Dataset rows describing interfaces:
--- START ---

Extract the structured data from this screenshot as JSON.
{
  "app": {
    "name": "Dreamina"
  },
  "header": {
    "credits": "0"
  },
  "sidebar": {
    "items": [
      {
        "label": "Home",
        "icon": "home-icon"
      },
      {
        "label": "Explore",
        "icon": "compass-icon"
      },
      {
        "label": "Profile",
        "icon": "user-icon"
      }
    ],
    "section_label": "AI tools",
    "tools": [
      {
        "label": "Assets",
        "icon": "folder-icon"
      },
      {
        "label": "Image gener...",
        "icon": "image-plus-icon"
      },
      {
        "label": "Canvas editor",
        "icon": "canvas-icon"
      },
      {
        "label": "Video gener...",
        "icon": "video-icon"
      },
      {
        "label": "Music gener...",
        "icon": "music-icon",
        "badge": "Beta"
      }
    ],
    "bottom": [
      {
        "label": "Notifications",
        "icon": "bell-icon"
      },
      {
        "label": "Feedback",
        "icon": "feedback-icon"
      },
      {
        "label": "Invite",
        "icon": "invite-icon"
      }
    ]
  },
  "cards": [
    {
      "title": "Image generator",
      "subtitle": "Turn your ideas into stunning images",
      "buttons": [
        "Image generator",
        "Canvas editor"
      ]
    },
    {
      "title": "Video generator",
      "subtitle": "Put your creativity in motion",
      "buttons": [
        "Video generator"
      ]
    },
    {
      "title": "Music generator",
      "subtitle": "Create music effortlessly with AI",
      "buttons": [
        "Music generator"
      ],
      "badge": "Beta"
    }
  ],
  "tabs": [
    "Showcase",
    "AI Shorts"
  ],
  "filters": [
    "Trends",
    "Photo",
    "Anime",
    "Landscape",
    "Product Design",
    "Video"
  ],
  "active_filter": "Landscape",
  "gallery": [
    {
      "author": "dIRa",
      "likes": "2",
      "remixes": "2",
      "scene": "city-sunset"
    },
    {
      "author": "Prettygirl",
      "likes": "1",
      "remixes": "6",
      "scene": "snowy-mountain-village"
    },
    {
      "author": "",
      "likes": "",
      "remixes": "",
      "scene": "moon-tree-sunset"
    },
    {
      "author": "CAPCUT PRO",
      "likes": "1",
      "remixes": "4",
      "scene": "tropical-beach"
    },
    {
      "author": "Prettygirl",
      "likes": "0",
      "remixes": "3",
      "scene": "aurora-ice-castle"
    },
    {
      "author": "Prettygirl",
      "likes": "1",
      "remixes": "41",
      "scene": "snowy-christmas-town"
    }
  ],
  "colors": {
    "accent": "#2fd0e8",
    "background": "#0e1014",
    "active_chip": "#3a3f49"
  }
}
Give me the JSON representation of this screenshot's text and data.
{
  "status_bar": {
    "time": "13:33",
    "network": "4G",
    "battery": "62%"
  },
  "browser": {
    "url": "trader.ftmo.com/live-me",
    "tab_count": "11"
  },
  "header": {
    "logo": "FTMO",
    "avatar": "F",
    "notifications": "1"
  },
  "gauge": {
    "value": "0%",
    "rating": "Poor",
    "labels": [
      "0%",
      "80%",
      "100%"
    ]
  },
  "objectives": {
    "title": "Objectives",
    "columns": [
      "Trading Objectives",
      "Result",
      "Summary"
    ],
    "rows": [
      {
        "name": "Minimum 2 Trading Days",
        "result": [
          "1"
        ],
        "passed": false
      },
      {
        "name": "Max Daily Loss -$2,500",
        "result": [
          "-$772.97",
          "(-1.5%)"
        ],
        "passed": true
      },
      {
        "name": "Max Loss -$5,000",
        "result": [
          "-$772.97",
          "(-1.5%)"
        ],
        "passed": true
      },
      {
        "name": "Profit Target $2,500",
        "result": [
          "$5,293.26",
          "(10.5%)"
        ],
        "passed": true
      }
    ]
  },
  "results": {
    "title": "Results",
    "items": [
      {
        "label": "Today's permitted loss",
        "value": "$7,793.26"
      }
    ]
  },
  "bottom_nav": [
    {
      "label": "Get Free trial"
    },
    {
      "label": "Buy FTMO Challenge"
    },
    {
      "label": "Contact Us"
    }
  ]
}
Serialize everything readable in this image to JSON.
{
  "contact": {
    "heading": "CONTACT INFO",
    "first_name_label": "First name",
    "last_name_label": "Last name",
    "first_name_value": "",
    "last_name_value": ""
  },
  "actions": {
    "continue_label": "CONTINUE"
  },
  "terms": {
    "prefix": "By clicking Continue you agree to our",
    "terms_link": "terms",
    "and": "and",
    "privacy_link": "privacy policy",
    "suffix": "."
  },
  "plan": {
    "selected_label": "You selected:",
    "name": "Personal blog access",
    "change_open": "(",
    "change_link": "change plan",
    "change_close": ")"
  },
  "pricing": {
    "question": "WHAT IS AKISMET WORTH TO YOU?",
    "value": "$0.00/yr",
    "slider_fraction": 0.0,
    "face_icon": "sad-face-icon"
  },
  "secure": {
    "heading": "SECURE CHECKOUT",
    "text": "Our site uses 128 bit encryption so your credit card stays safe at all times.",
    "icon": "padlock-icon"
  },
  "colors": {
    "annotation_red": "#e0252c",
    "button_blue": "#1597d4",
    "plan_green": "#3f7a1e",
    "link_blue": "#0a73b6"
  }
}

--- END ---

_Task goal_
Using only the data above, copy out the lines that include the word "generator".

_Response to the task_
      "title": "Image generator",
        "Image generator",
      "title": "Video generator",
        "Video generator"
      "title": "Music generator",
        "Music generator"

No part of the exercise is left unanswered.